What do you think?
Watch Richard Simmons dance for tuna and sound off in the comments feed below.
Erich Al Amin and Garry Danika.
'I hope the show does for other people what it did for me and my family, which is start a conversation.'
Chris Smith, the gay son of Representative Milo Smith, chairman of the Elections Committee that just passed HJR-3 on to the full House, spoke out in support of the Indiana LGBT community on Facebook last night, expressing disappointment about his father's actions.r
Wrote Smith to the Indiana Equality page:r
Hello everyone. I am the gay son of Representative Milo Smith, chairman of the Elections Committee that just passed HJR-3 onto the full House. I'm not here to badmouth my dad. I'm terribly disappointed in his decision and beliefs, but he's not going to change them now if he hasn't after all these years of knowing I am gay. I am here to support you and my friends who remain in Indiana. They are my extended family.r
On his own page, Smith noted that his stance "puts me in clear conflict with my own father" and pointed out some press he had received because of their relationship.r
One article from NUVO notes that the elder Smith failed to warn his son that he was pushing the measure:r
"I'm pretty familiar with what's going on," Chris said in a telephone interview Thursday. "Over the weekend, a newspaper quoted my dad saying he believed marriage to be between a man and a woman."r
His dad had not told him about HJR 3 or about the hearing or about his vote, Chris said, but "making the decision to vote for HJR 3 after having listened to all those people talk about love and family ... it boggles the mind."r
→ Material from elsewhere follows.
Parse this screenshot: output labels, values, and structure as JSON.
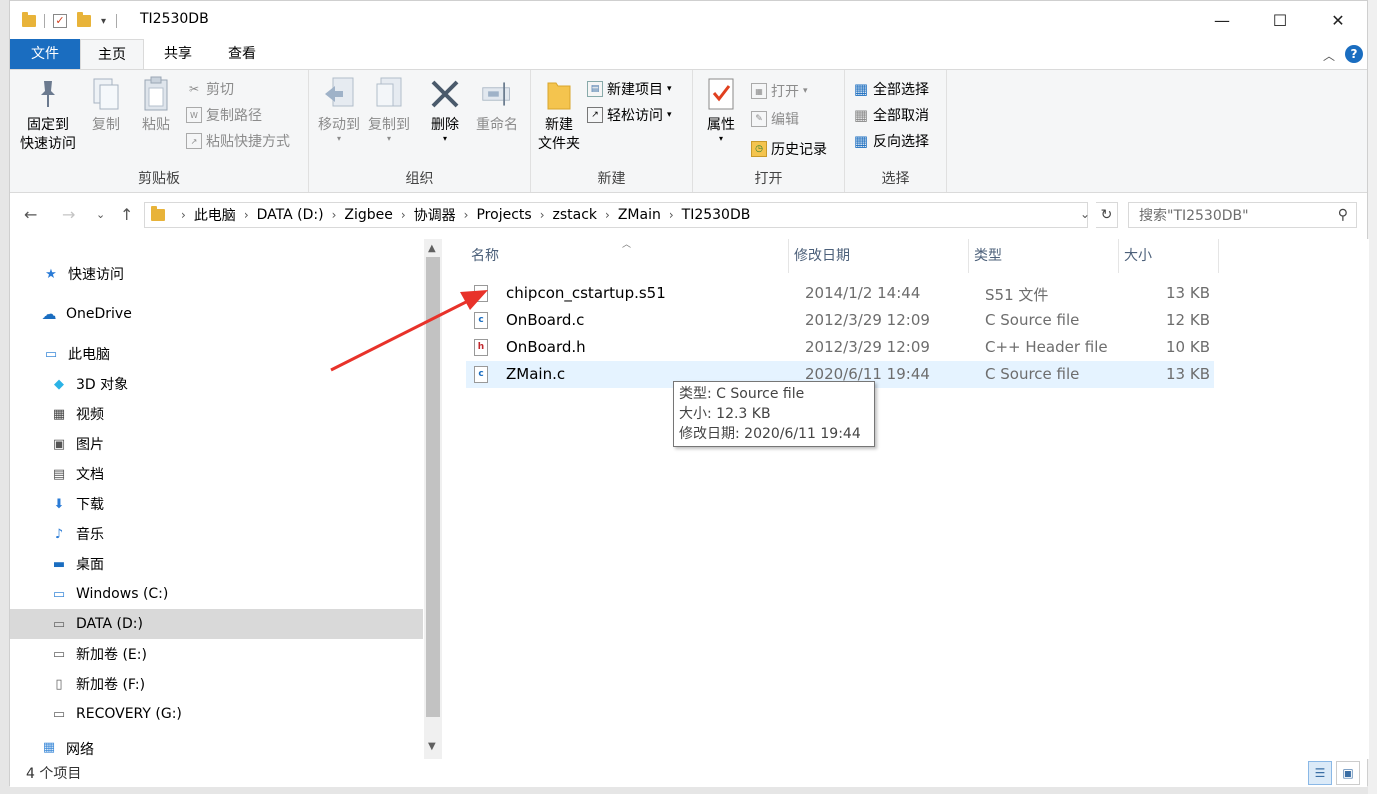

And NUVO's reporter spoke with Rep. Smith after the bill was passed:r
He confirmed his core belief that codifying a heterosexually exclusive definition of marriage into the constitution will protect what he sees as the proper configuration of a married partnership. As for the rest of it — the mandate that other configurations shall not be recognized — that's the part where he feels the voters should be able to cast the judgments.r
I asked him if he felt Chris left the state because of strong anti-gay streams in the atmosphere. He said he didn't think so, but that I'd have to ask Chris.r
Whenever he talks to Chris, the representative said, "I say 'I love you son.' And he says, 'I love you dad.'"